It’s hard to believe we’ve been gone a week today. Time certainly evaporates with astonishing rapidity.
After a late rise (we’re adopting the clearly Catalan way of life) without hitting the gym, we met up with the vastly knowledgeable Jeff Koehler, an expatriate American food writer, now living here to whom I had been introduced via email through our mutual friend Naomi Duguid (herself a former lawyer and food writer of considerable distinction.) You can read about Jeff and his several books, one of which we bought from him, atwww.jeff-koehler.com.
After a coffee/hot chocolate at L’Escriba, www.escriba.es, (from 1906) of which there are 3 in Barcelona, we made our way along the long boulevard, La Rambla, from the fabulous La Boqueria covered market (think St. Lawrence, only more compact and greater variety) down to the old fisherman’s quarters and ultimately just off the beach area, where we had a leisurely lunch at around 2 p.m., a seafood paella at Can Majó,www.canmajo.es. Besides his mother-in-law’s, Jeff thinks this is the most authentic paella in Barcelona.
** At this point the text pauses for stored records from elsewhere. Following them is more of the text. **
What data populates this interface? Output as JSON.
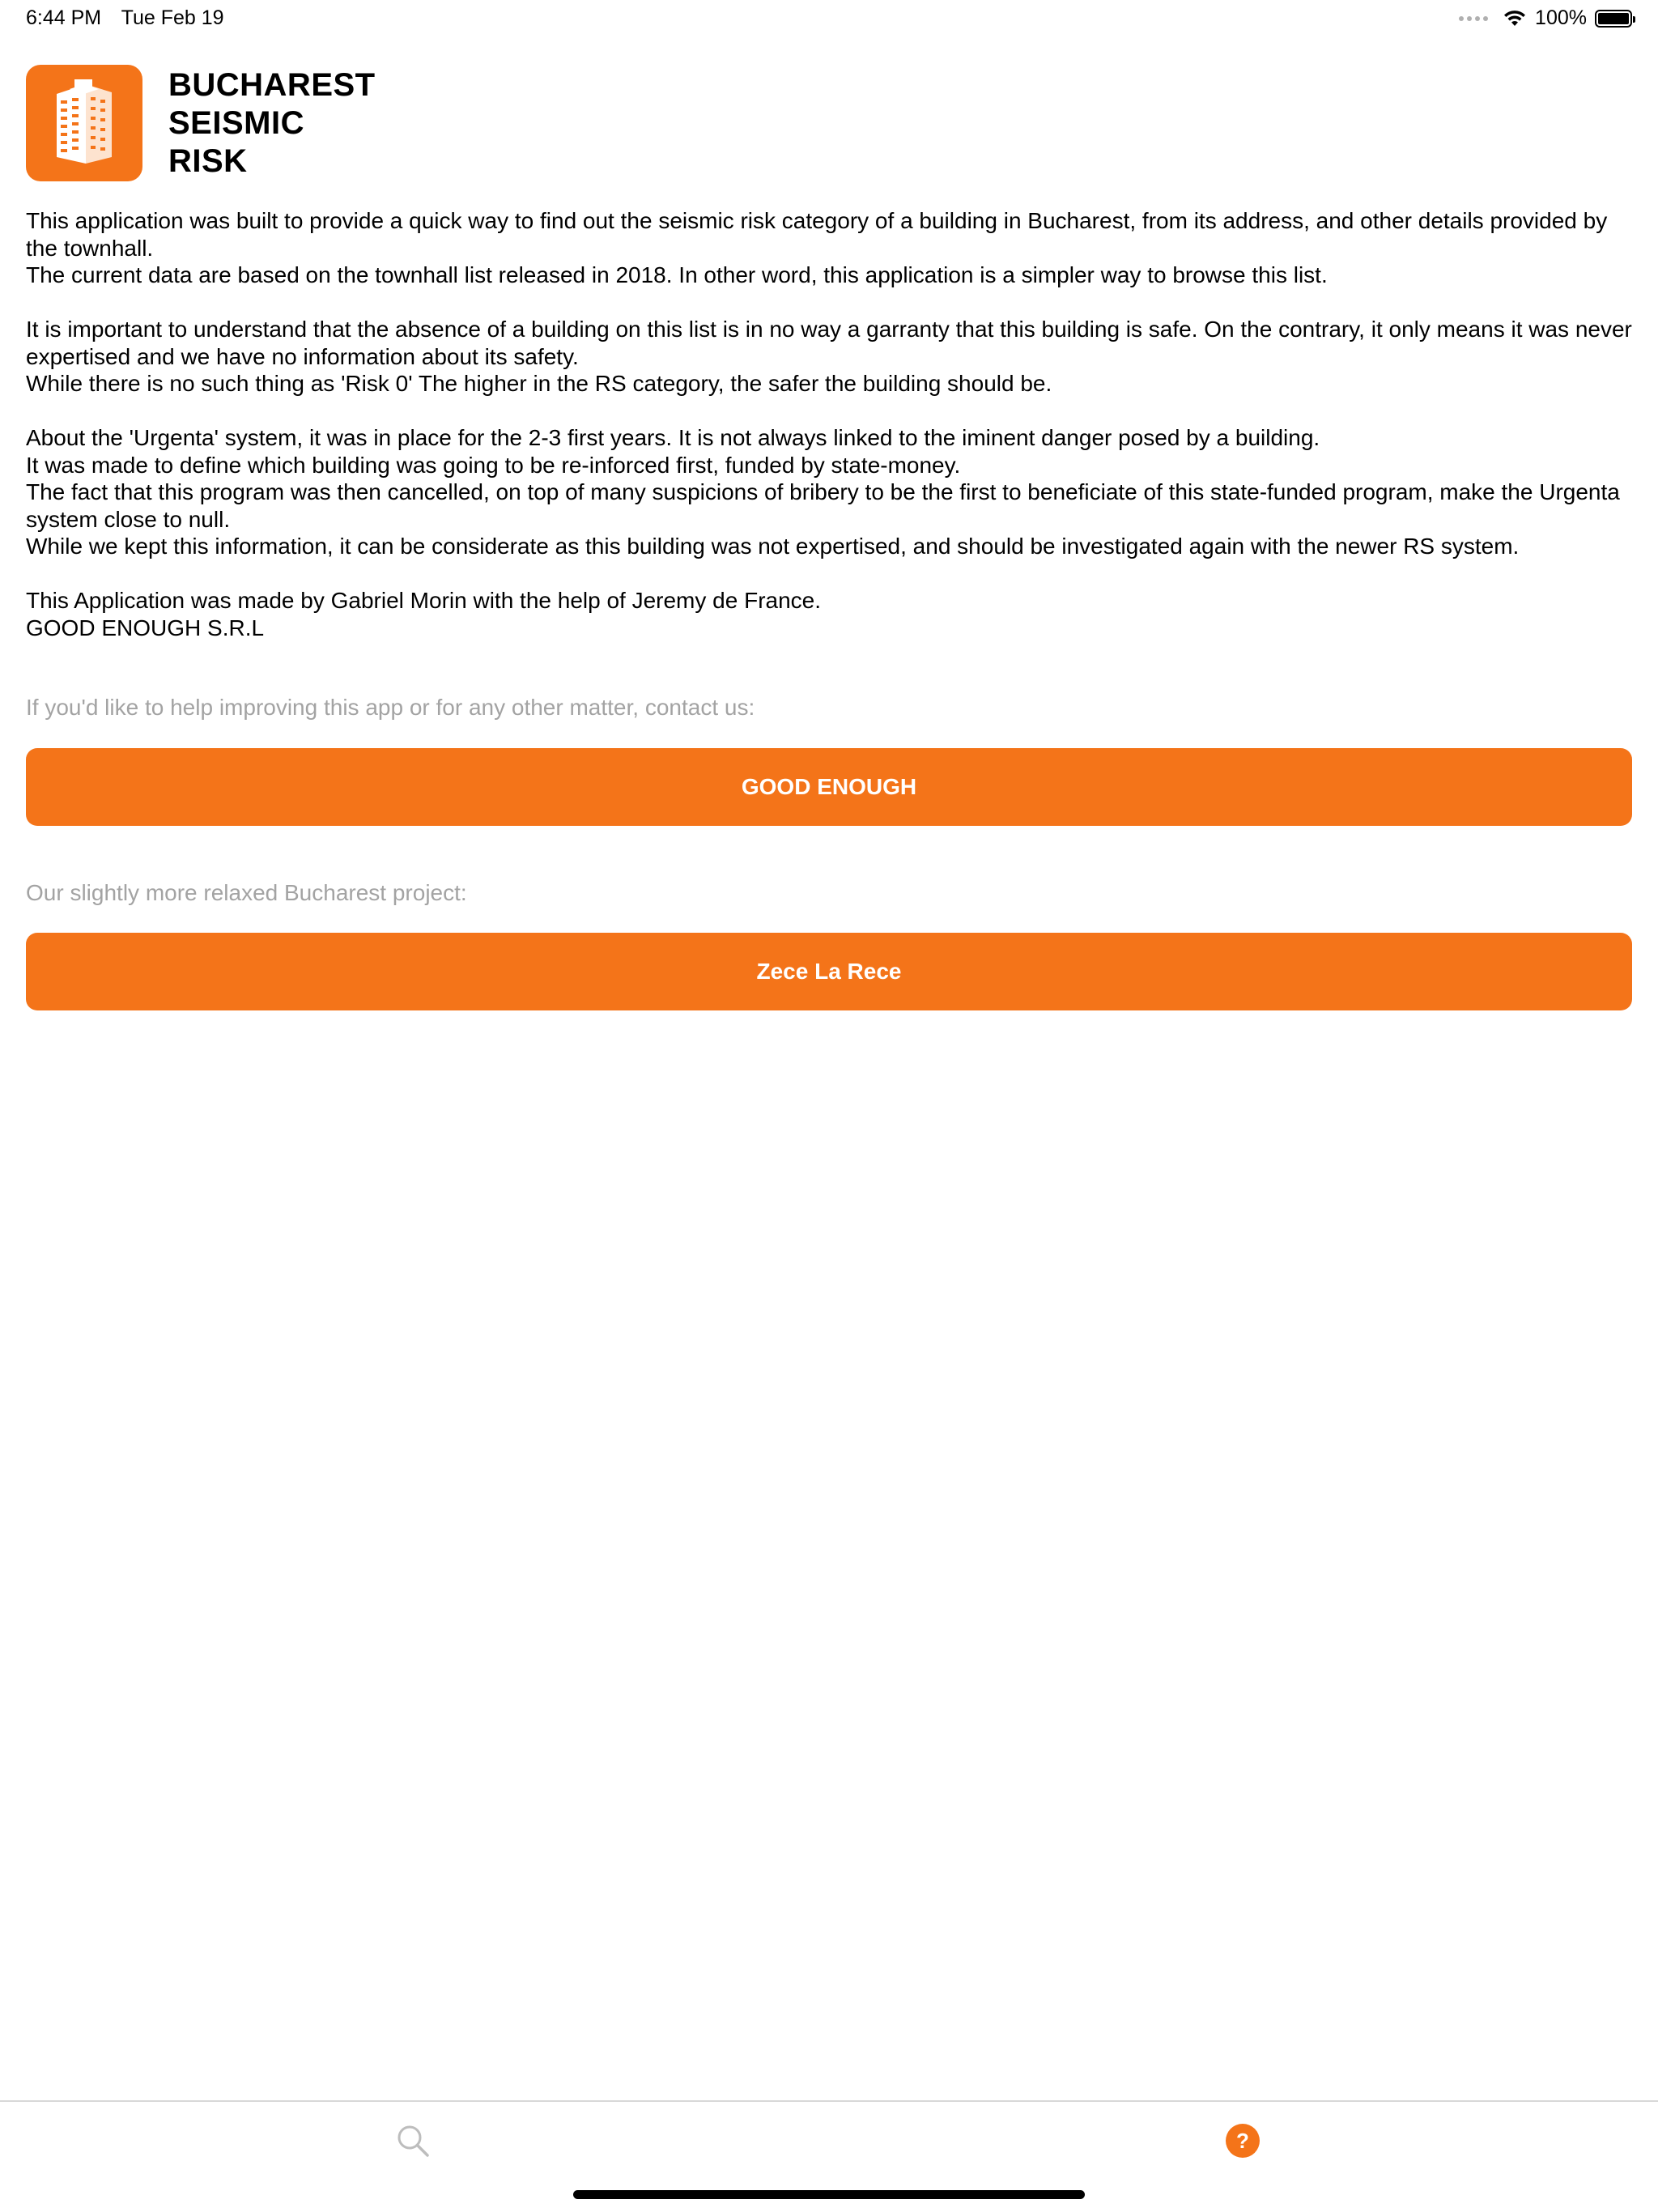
{
  "status_bar": {
    "time": "6:44 PM",
    "date": "Tue Feb 19",
    "battery": "100%"
  },
  "header": {
    "app_name_lines": [
      "BUCHAREST",
      "SEISMIC",
      "RISK"
    ],
    "icon": "building-icon"
  },
  "about": {
    "paragraphs": [
      "This application was built to provide a quick way to find out the seismic risk category of a building in Bucharest, from its address, and other details provided by the townhall.\nThe current data are based on the townhall list released in 2018. In other word, this application is a simpler way to browse this list.",
      "It is important to understand that the absence of a building on this list is in no way a garranty that this building is safe. On the contrary, it only means it was never expertised and we have no information about its safety.\nWhile there is no such thing as 'Risk 0' The higher in the RS category, the safer the building should be.",
      "About the 'Urgenta' system, it was in place for the 2-3 first years. It is not always linked to the iminent danger posed by a building.\nIt was made to define which building was going to be re-inforced first, funded by state-money.\nThe fact that this program was then cancelled, on top of many suspicions of bribery to be the first to beneficiate of this state-funded program, make the Urgenta system close to null.\nWhile we kept this information, it can be considerate as this building was not expertised, and should be investigated again with the newer RS system.",
      "This Application was made by Gabriel Morin with the help of Jeremy de France.\nGOOD ENOUGH S.R.L"
    ]
  },
  "contact": {
    "caption": "If you'd like to help improving this app or for any other matter, contact us:",
    "button_label": "GOOD ENOUGH"
  },
  "project": {
    "caption": "Our slightly more relaxed Bucharest project:",
    "button_label": "Zece La Rece"
  },
  "tab_bar": {
    "tabs": [
      {
        "icon": "search-icon",
        "active": false
      },
      {
        "icon": "help-icon",
        "label": "?",
        "active": true
      }
    ]
  },
  "colors": {
    "accent": "#F47419",
    "caption": "#A3A3A3",
    "inactive_icon": "#BDBDBD"
  }
}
I wouldn’t know but it was pretty tasty.
On the way, Jeff showed us round the old part of the town, a shop from around 1900 wood-roasting and selling all variety of nuts (the platonic ideal of a roasted hazelnut; they punctured the bag to keep the warm nuts from heating further), another selling a multitude of olive oils (single-orchard, no less), a shop purveying goods from a monastery around here and the like, not to mention the second largest Cathedral in Barcelona.
A couple of notes: no one here thought much of Vicky Cristina Barcelona, Javier Bardem comes from a long line of, mostly stage, actors, Penelope Cruz is the A-one celebrity in the country and the Spanish eat paellaonly for lunch, not dinner. For dinner, they eat simply, like grilled vegetables with a little salt and olive oil. With a lunch like this, as our taxi driver pointed out on the way back to the hotel, it’s no wonder people don’t mind a few hour siesta before they sally forth in the evening.
If you are coming to Barcelona, especially if you are a foodie, arrange for Jeff as your guide, an enlightening way to see a Barcelona you would otherwise miss.
Late, way past our normal bedtime, we headed to a great wine bar, near the Santa Maria cathedral, La Vinya del Senyor. Exceptionally fun, even the fire-twirler was entertaining in the square in front.